Weights loaded incorrectly

I was f’tuning VGG network for style transfer (Gatys et al, 2015) and kept getting results that made no sense, so after some debugging it turned out I uploaded the weights incorrectly. Can someone point out my error, because I tried it on other models, and it seemed to work?

import vgg16
pretrained_weights = torch.load(os.path.join('pretrained_weights', 'vgg16-00b39a1b.pth'))
feature_extractor = vgg16.vgg16(pretrained=False)

for _n,par in feature_extractor.named_parameters():  
    par.requires_grad = False
    par = copy.deepcopy(pretrained_weights[_n]) 
    par = par.to(device)

vgg16 is the same vgg16.py from torchvision.models.

I believe copy.deepcopy didn’t change the parameters for some reason

Did you try the recommended way of loading weights in the tutorials ? Does it not work in your case ?

I did later, and it fixed the issue.
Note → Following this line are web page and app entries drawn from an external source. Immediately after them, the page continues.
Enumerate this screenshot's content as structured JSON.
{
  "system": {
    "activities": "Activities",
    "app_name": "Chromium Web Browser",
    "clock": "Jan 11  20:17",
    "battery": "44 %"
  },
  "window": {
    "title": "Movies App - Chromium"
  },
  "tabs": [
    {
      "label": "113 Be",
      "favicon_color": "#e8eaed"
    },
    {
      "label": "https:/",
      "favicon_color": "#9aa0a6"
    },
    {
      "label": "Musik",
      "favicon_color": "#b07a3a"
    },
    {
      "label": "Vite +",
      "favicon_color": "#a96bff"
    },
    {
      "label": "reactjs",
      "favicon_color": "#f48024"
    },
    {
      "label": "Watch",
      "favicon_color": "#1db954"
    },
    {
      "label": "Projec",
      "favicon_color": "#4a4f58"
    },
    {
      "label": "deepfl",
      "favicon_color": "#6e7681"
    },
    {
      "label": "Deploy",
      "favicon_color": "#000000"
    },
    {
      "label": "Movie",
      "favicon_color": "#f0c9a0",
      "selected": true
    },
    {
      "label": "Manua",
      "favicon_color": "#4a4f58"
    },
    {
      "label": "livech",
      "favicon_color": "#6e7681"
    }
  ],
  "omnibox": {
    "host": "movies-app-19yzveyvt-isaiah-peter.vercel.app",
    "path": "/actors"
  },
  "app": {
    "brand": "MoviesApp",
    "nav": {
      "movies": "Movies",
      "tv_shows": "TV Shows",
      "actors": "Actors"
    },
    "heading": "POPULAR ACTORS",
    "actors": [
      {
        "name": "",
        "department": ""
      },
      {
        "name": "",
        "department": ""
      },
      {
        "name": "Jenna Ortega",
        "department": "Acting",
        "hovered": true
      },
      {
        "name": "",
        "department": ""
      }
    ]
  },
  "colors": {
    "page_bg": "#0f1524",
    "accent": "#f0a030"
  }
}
My question is, why this doesn’t work.


This does not work because par = foo is assigning to the object foo the new name of par. What was in par before is deleted.
If you want to write in the par Tensor, you need to use an inplace operation like par.copy_(foo) to copy into the Tensor that is in par.

Also the .to() operation is always out of place, so you cannot do it like that. You will have to use feature_extractor.to(device) to move your weifghts to the right device.

Thanks, I’m sorry why is that operation ‘out of place’? This won’t put the tensor on CUDA?

The code below should be clear.

t = some_cpu_tensor
# here t is not on the the gpu

t = some_cpu_tensor
tc = t.cuda()
# here tc is on the the gpu

t = some_cpu_tensor
t = t.cuda()
# here t is on the the gpu
1 Like

@sigma_x Just curious, why aren’t you using
feature_extractor = vgg16.vgg16(pretrained=True)?

but in my code


are you saying that par tensor will not be placed on device?

The thing is that the Tensor itself and the python name associated to it are two different things.
if you have par being some tensor. When you do par.copy_(), you write inplace into the tensor named par. If you do par = par + 1 then you create a new tensor that will contain the value of par plus 1, then associate that new tensor the name par. See that the Tensor that corresponds to par at the end is not the same as the original one.

In your case, if you do par = par.cuda(), after that line, par will point to a cuda tensor. But the original Tensor that is contained in the network won’t be changed.

In your code snippet

t = some_cpu_tensor
t = t.cuda()

isn’t this what I did to put par on CUDA with par=par.to(device). I don’t see the difference between putting the whole model model=model.to(device) and par tensor. Are you saying that a single tensor can only be put on cuda with t=t.cuda() command?


The difference is that model.to(device) is inplace while tensor.to(device) is not:

Does the sample below helps?

import torch
import copy

# I will use `.double()` instead of `.cuda()` because my local
# machine does not have cuda, but they behave the same way

tensor = torch.zeros(10)
model = torch.nn.Linear(10, 10)

new_val = torch.ones(10)
def your_copy(par):
  par = copy.deepcopy(new_val)
  par = par.double()

print("Your changes are out of place and so not reflected outside")
print("Before your copy on tensor")


print("After your copy on tensor")

print("Models are changed inplace:")
print("Before on module")


print("After on module")

def my_suggestion(par):
  # No way to change type here inplace

print("With inplace change, you can change value and have it reflected outside")
print("Before my copy")


print("After my copy")

@malicorahul: some layers can be modified so the number of weights does not match. It’s better then to load weights manually.